Washington: Researchers have found that bipedal desert rodents are able to co-exist with their quadrupedal counterparts by employing a diverse set of jumps, hops and skips.
Talia Moore headed research at Harvard University analysed jerboas` bipedal locomotion.
She said that bipedal jerboas and quadrupedal jirds share the same habitat, predators, food source, and active hours and it appears that their different forms of locomotion create differing predator evasion abilities, allowing jerboas to forage further from their burrows, thus limiting interspecific competition.
She explained that in this way these Old World desert rodents are able to occupy different niches.
The researchers found that bipedal desert rodents move with highly unpredictable trajectories, while sympatric quadrupedal desert rodents move in much more predictable trajectories.
This study involved using inverse dynamics to calculate the forces exerted by bipedal jerboas when jumping vertically, as well as the relative contributions of individual muscles and tendons to the jump.

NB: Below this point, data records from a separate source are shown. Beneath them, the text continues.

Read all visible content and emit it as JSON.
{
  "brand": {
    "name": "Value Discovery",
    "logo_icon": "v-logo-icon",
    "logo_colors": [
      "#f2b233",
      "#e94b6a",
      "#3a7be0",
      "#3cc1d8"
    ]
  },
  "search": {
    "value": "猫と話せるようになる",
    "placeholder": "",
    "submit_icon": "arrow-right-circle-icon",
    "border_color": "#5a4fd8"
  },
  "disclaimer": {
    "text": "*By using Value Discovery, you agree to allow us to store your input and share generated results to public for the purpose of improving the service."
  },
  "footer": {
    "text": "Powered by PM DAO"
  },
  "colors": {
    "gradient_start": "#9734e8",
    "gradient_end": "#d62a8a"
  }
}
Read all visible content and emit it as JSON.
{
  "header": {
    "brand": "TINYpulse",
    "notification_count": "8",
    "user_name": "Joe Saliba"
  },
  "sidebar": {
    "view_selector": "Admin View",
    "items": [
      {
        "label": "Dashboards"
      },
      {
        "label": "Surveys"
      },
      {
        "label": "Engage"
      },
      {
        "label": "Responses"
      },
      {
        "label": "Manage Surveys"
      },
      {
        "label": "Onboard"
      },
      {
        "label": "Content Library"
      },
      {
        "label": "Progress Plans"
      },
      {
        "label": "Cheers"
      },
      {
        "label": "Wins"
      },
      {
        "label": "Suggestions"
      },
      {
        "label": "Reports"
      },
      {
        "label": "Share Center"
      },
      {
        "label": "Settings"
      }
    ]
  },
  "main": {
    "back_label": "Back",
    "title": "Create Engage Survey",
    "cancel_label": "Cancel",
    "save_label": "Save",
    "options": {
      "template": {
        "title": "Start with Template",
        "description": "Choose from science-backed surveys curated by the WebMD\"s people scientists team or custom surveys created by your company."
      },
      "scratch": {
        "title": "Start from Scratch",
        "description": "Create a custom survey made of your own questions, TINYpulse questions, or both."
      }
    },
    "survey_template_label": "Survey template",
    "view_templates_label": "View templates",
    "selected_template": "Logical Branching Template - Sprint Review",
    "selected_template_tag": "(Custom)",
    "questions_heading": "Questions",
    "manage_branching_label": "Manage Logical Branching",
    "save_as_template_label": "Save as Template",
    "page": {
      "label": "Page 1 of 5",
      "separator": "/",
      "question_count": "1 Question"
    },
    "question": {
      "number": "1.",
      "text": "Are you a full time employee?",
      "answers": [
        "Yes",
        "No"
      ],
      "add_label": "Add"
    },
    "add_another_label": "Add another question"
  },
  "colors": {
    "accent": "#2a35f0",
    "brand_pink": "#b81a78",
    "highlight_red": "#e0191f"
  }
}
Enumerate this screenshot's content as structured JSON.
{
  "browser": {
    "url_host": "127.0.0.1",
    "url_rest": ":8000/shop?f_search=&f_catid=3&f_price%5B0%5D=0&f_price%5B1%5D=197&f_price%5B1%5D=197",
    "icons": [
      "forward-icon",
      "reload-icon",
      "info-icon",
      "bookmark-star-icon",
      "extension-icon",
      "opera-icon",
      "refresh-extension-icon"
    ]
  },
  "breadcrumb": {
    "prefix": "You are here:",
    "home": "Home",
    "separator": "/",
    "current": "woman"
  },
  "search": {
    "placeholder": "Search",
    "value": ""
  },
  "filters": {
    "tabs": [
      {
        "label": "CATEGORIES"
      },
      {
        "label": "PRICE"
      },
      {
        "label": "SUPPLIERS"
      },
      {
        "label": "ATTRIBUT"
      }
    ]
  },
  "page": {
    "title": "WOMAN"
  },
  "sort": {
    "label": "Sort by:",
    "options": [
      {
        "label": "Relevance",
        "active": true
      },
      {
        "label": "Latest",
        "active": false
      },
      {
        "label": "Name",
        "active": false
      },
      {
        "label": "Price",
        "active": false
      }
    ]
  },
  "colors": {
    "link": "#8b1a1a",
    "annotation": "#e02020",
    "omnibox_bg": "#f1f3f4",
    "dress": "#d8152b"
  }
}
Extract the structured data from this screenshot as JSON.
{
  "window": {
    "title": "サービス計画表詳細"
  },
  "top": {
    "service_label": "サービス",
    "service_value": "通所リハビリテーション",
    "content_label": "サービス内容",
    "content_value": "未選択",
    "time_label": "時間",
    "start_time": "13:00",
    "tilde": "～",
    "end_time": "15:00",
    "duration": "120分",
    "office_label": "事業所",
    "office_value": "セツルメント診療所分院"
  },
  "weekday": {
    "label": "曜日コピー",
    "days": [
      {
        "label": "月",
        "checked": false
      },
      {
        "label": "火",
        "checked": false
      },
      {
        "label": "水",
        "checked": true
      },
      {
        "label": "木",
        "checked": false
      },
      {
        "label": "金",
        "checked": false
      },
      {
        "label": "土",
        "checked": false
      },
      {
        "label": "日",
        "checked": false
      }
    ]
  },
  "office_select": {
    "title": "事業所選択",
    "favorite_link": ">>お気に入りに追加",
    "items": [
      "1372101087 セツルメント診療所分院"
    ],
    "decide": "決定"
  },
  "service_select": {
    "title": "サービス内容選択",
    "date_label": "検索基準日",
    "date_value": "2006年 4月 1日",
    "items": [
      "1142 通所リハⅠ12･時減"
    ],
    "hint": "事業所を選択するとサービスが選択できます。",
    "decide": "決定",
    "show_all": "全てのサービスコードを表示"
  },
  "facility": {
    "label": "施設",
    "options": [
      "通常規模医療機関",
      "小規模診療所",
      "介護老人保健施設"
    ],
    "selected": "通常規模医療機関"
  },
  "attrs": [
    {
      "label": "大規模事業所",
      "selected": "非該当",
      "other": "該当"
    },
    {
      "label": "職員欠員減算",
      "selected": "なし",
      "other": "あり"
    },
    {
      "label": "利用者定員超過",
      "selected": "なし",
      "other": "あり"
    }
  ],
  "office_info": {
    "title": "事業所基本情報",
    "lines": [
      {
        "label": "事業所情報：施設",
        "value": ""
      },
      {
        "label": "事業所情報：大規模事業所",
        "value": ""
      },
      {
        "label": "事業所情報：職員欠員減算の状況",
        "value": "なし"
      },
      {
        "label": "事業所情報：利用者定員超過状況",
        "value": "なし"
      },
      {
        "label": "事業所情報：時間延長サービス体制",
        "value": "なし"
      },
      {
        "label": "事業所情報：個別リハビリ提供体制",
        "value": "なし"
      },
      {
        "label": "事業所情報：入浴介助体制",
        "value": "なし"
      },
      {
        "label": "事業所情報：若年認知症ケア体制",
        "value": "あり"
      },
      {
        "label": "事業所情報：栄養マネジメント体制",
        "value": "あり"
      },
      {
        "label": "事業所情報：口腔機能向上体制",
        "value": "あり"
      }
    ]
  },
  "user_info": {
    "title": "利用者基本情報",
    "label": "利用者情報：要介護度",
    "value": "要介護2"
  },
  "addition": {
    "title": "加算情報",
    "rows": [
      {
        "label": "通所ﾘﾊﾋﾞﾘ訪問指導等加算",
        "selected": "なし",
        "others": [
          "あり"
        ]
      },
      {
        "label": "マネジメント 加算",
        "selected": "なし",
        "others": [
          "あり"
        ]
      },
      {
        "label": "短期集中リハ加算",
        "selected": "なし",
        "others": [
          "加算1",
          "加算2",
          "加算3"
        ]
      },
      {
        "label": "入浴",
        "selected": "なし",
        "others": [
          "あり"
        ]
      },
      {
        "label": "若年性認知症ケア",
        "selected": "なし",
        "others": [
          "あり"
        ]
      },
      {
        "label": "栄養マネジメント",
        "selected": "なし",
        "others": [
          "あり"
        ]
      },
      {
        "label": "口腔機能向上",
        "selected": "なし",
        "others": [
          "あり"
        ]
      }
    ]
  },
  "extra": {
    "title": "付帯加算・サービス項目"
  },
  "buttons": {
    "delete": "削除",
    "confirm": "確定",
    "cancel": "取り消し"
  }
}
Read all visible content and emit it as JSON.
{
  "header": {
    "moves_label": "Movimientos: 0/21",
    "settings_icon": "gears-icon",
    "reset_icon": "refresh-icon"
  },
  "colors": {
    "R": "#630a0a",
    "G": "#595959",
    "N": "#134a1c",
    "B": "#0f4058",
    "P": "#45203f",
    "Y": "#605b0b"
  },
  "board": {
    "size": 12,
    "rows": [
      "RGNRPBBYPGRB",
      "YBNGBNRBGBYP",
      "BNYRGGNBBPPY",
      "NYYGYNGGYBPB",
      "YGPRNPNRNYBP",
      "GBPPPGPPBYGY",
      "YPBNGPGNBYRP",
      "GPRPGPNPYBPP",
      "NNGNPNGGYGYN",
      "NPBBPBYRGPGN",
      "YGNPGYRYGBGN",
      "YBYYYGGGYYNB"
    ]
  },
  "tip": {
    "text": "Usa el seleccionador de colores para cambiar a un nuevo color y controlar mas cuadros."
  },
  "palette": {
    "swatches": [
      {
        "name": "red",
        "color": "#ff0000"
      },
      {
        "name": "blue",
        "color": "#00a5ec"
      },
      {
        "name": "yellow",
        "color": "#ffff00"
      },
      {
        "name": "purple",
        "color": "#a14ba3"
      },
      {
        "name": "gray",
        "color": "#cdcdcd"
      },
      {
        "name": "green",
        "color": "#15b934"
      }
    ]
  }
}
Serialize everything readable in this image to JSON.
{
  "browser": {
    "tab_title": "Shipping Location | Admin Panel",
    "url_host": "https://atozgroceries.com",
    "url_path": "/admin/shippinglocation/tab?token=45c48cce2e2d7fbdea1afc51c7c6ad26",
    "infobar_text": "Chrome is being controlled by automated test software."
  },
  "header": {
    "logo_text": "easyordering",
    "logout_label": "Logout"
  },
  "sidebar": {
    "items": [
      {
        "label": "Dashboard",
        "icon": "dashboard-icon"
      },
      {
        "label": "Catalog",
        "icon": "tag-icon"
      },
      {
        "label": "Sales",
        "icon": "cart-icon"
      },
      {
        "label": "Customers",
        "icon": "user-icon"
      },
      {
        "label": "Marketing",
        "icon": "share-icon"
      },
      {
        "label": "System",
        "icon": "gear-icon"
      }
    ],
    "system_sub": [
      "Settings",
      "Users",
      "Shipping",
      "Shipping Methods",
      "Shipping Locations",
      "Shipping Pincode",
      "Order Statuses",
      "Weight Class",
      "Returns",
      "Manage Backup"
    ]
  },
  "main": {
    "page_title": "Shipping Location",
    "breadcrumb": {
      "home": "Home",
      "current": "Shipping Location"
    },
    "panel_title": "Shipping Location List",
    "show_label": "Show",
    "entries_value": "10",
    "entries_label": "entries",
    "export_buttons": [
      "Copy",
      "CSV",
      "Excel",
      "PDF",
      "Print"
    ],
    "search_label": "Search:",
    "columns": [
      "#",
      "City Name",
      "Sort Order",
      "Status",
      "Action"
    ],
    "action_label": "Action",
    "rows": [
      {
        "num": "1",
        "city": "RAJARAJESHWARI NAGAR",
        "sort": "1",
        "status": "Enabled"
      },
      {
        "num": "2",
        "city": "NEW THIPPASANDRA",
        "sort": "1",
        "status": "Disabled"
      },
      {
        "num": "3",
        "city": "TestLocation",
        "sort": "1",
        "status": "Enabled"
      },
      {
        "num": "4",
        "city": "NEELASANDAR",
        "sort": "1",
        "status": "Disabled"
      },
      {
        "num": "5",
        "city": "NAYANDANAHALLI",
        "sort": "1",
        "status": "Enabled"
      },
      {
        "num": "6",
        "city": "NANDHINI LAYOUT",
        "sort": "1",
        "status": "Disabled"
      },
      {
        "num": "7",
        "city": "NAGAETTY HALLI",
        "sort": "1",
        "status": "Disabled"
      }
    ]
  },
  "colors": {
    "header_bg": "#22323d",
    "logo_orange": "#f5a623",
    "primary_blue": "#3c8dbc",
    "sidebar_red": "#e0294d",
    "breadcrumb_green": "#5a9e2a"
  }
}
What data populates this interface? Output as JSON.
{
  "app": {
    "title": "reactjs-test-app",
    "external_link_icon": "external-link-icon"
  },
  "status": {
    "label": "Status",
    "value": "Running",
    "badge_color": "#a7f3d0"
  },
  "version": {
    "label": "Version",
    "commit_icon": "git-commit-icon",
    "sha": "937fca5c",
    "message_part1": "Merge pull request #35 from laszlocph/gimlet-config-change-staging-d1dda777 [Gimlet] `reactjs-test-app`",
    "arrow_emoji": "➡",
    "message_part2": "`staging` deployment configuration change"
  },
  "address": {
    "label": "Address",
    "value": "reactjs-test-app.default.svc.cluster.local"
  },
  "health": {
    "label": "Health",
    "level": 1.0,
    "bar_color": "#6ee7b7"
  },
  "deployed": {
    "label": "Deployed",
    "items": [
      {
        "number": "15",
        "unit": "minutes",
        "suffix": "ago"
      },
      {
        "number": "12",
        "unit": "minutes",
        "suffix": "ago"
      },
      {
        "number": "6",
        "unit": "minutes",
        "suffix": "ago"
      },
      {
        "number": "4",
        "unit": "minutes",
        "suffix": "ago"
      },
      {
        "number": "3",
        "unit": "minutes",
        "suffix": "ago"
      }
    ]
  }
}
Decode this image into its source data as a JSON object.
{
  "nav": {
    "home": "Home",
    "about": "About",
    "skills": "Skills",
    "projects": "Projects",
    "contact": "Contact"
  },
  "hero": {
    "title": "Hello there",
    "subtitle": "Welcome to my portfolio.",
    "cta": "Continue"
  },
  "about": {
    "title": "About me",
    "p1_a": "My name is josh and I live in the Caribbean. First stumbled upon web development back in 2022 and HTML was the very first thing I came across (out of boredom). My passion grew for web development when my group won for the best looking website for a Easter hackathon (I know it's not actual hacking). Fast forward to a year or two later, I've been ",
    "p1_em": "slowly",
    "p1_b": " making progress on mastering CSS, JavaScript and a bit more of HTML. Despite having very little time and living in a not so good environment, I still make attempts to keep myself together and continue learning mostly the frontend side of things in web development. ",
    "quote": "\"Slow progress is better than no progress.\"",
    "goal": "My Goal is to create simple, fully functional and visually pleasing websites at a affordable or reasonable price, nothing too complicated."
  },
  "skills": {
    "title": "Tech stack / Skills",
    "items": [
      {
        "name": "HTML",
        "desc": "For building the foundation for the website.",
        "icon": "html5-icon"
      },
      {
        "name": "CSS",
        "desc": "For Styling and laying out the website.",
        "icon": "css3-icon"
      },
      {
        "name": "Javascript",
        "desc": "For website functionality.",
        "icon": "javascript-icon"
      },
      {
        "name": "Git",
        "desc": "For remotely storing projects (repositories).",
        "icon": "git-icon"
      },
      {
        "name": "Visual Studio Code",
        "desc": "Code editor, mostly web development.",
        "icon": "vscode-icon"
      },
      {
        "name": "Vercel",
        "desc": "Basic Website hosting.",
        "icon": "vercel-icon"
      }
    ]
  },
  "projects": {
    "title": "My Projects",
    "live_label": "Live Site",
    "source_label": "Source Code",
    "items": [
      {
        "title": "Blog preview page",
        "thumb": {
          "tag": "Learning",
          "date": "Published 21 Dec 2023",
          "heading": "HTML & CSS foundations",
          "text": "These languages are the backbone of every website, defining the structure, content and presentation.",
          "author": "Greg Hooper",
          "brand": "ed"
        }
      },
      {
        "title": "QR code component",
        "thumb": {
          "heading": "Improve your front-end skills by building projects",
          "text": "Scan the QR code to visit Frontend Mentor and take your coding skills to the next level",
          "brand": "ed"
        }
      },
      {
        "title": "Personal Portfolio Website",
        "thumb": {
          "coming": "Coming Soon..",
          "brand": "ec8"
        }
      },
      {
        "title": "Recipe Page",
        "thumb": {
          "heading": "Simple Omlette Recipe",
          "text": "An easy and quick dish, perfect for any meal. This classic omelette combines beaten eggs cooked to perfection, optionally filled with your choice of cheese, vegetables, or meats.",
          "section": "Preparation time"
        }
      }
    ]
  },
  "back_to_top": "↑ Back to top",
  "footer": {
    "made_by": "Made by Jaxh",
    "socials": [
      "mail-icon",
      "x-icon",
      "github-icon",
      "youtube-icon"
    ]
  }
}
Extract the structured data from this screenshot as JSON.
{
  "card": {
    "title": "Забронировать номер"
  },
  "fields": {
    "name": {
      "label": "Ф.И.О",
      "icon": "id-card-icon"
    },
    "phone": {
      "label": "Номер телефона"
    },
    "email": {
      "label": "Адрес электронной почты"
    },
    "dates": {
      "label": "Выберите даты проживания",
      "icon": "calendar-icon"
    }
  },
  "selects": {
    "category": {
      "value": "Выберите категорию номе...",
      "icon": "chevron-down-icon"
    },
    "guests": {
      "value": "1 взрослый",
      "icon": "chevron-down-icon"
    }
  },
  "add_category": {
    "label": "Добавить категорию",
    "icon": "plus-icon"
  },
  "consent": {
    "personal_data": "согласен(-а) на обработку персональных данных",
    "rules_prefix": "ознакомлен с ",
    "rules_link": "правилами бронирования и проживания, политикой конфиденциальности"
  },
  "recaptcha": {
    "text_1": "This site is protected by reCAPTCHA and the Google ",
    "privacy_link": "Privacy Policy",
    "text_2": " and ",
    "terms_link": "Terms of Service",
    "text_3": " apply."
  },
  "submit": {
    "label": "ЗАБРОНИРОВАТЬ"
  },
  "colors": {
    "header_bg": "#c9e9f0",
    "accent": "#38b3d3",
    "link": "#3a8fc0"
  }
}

The researchers collected trajectories of bipedal jerboas and sympatric quadrupedal jirds in the field to quantify the maximum performance and predictability of the escape behaviour of these species in natural conditions.